BOISE, Idaho — Idaho hunters have spoken up and the Idaho Department of Fish and Game listened to concerns about non-Idaho residents overcrowding the hunting landscape in the Gem State.
Idaho has already sold out their out-of-state tags for deer and elk in the controlled hunt, but Idaho is one of five western states that allows a general big game hunt for both in-state and out-of-state hunters.
Wyoming and Montana recently put and end to their out of state general hunt and now Idaho Fish and Game has a proposal in the works that would help them manage where non-residents hunt.
“So you already have a big cap, so this would allow to also help manage non-resident participation and how they are distributed on the landscape," Sharon Kiefer with Idaho Fish and Game said. "That’s something our hunters have been asking for.”
But this proposal, which would still need to be approved by the legislature next year, also comes with a fee increase for out-of-state hunters because the Idaho Fish and Game commission expects to lose revenue if this proposal ended up passing with fewer non-resident hunters coming to Idaho.
"So that is why they proposed a non-resident fee increase, it is not to make new money," said Kiefer.
Out-of-state hunters account for 57% of the revenue generated from licenses which allows Idaho Fish and Game to provide services to hunters, anglers and trappers. Kiefer says the fee increase will depend on the numbers, but says it could be around 10%.
Preliminary estimates from Fish and Game project the loss in revenue per year to be anywhere from $5.4 million to $9 million.
Currently, non-residents pay $154.75 for a hunting license in Idaho, $301.75 for a deer tag and $416.75 for an elk tag.
Idaho residents pay $15.75 for a hunting license, $24.75 for a deer tag and $36.75 for an Elk tag. Resident prices went up in 2017 and won't change with this new proposal.

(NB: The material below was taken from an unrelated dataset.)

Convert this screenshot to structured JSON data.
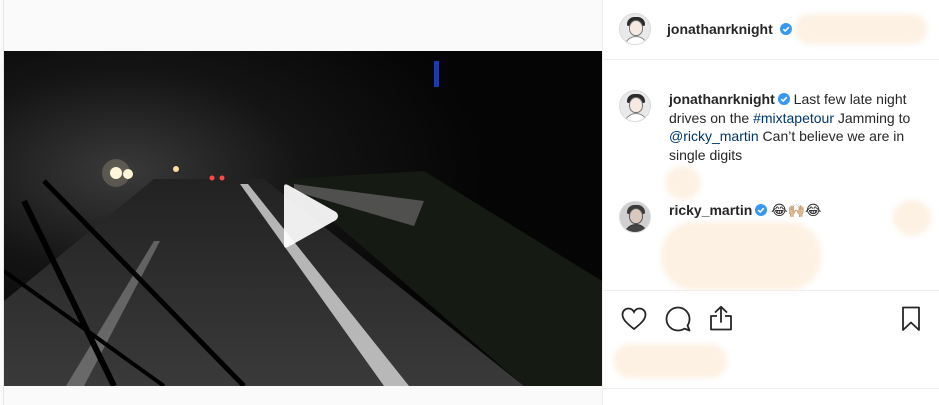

There would be no changes for a wolf tag or a disabled veterans tag.